I was invited yesterday to see a demo of Mippin which is being launched today by Refresh. Very, very simple stuff to read web content on your phone. I like.

I remember being interested in their previous (and still going strong) product, mobizines (Scott describes mippin as mobizines on steroids) but was put off by the restricted content available and the java client. These Refresh guys have taken the good idea from it – we want to be able to read cool stuff as easily on the phone as you do on your desktop – but they’ve moved away from the horrors of transcoding a 15″ experience in its entirety down to a variety of small mobile screens and gone for the fact that most sites already produce content in a presentation-independent form – their RSS feed.

As a service, you can look at it two ways – as a “publisher” I get to include my RSS feed in their database, then if I want to I can opt to splice ads into the feed (in the same way that feedburner does) from which Mippin takes a small cut. Bigger publishers will want to customise the way that their feed is displayed and they can do this too.

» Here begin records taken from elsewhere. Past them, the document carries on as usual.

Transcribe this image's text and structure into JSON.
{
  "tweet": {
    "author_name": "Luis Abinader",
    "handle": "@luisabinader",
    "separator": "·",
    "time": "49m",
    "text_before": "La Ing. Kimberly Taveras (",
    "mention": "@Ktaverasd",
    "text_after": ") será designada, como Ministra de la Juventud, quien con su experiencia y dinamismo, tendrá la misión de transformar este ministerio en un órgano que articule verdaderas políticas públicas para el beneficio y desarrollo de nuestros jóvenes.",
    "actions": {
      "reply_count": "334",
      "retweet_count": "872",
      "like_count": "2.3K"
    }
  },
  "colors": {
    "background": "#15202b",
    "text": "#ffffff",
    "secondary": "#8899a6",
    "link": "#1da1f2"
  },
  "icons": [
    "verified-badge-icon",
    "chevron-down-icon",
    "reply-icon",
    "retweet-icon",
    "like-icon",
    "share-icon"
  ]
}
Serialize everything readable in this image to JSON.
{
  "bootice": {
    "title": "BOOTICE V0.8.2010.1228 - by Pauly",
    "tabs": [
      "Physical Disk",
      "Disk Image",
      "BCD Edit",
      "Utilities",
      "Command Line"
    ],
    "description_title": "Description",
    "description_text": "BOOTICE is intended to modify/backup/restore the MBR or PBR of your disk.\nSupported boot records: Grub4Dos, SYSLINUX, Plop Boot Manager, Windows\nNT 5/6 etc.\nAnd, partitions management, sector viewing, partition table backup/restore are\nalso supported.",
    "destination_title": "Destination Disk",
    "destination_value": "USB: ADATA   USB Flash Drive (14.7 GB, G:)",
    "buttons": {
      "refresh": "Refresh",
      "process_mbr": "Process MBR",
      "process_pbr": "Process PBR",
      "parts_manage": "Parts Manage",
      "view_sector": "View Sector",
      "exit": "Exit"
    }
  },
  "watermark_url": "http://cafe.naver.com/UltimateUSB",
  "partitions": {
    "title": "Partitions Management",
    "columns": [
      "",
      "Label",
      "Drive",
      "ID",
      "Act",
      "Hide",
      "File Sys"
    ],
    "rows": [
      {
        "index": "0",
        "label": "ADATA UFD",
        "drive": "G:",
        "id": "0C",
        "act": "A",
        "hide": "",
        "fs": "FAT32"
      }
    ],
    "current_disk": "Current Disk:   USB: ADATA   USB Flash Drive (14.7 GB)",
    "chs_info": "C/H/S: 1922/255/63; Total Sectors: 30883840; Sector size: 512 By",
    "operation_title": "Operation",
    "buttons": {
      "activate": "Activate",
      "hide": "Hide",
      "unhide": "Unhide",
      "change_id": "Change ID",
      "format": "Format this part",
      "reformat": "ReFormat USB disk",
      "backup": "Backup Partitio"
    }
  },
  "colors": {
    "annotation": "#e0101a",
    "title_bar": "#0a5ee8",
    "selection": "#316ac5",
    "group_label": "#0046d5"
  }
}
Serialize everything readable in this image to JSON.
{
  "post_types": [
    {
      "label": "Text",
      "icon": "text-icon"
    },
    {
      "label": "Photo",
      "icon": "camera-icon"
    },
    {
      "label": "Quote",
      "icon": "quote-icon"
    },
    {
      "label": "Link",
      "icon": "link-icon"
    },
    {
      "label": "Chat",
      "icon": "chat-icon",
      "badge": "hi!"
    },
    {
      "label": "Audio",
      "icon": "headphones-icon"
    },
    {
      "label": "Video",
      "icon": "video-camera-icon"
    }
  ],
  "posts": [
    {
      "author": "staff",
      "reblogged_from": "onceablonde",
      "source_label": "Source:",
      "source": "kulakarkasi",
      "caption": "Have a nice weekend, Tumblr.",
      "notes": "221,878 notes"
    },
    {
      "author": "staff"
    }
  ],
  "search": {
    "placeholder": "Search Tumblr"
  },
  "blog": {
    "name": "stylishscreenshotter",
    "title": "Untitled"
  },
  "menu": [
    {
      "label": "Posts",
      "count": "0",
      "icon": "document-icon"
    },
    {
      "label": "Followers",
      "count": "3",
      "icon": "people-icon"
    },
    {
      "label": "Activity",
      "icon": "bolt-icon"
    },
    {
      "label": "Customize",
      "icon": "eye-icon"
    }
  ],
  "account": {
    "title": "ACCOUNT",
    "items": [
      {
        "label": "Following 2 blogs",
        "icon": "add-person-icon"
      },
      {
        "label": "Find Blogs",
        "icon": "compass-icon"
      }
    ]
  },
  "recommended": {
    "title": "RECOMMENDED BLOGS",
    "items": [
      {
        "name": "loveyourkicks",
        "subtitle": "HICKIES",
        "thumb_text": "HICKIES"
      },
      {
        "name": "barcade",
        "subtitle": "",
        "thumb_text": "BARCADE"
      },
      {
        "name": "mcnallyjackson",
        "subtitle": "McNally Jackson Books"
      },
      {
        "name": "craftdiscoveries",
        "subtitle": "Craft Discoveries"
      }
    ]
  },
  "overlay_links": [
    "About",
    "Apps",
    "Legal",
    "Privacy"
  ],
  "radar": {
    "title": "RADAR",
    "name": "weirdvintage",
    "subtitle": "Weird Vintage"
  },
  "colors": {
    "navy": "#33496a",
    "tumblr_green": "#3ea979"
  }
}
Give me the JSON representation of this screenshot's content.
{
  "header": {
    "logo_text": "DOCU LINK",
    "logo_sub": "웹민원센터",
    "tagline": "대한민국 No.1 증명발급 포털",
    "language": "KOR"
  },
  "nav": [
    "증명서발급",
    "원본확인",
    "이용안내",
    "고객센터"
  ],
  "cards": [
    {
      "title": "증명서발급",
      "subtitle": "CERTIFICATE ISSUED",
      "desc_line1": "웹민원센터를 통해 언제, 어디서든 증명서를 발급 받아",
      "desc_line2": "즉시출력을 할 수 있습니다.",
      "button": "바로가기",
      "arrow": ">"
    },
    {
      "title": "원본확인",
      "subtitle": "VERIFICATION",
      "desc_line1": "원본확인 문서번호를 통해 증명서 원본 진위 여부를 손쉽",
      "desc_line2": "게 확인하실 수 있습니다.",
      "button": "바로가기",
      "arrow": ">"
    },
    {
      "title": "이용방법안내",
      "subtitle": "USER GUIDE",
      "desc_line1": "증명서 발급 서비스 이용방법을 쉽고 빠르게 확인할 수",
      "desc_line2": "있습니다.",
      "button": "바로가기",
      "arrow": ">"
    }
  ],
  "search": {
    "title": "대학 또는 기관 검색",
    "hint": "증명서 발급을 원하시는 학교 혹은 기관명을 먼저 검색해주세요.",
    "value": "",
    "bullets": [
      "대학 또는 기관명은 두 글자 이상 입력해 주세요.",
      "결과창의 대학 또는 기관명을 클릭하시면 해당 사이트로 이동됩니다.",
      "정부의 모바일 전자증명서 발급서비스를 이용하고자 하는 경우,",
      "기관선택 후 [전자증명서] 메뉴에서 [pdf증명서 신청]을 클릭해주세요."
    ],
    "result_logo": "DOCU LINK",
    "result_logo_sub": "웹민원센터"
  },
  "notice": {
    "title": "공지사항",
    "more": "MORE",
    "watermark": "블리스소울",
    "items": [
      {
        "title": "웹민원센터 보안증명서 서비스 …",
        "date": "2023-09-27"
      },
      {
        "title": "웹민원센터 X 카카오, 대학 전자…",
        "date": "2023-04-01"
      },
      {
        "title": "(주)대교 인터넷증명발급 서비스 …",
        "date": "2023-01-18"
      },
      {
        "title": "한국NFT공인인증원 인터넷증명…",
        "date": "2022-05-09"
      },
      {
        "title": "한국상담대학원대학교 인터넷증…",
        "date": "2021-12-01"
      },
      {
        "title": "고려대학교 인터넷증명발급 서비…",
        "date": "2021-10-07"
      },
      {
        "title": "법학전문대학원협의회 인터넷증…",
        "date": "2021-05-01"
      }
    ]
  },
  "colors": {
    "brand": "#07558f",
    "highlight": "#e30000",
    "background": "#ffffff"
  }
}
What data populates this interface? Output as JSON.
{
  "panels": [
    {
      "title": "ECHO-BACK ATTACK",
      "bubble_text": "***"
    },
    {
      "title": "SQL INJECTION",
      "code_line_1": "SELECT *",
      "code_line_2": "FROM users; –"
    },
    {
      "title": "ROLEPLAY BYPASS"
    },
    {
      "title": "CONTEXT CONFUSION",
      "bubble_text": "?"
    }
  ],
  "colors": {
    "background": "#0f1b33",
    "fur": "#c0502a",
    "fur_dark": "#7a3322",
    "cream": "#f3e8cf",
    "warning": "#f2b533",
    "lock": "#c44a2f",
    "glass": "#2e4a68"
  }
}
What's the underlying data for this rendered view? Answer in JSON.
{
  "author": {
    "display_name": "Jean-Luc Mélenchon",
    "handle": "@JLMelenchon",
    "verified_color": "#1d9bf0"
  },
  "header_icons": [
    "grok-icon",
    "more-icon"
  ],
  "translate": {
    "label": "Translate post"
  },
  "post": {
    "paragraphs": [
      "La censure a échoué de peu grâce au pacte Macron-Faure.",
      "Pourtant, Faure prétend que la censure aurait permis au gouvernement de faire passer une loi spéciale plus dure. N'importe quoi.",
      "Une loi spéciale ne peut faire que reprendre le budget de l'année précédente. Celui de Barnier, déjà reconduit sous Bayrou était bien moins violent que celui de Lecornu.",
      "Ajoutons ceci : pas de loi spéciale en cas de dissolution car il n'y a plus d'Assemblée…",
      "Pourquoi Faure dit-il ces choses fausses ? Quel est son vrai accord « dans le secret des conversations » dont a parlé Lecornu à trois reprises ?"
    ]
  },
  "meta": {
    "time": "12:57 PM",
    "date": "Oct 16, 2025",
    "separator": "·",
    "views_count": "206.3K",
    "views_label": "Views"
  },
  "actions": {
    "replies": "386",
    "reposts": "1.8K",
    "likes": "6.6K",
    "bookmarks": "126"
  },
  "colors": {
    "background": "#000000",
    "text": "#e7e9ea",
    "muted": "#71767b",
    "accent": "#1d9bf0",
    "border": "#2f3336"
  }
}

As a “user” I can subscribe to the feeds I want and I can search for terms (or URLs) to find new stuff – so for example putting the URL for this blog into the search box returns a picture and title and a link for each post. A click on the link takes me to an uncluttered version of the post. Perhaps a little too uncluttered – the links have been stripped. But there is another link there to go to the original post (and you can pass it on by mail, sms or twitter – nice) There’s a kind of history page too so I can go to my regular reads. I see it primarily as an RSS reader for my phone. So of course my feature requests are to make it behave a bit more like an aggregator – I’d like a river of news view. I’d like to be able to define groups of subscriptions and get a river of news from each. I’d also like to be able to turn off ads, oh yes and I’d also like a zeitgeist tagcloud to be able to see what’s hot. Scott was boasting that moving from downloadable client to browser meant that their development times have been slashed, so I expect to see my requests implemented well before Christmas :)

As an aside, the experience is still dependent on the browser though – I want a really good free browser for my Windows Mobile Smartphone – IE just doesn’t cut the mustard, although I’m also tempted by a Nokia 800 or an iTouch.

Disclosure: I was given two cups of delicious coffee (and offered more). There was cake. Mike Butcher ate some cake, but I stuck to coffee.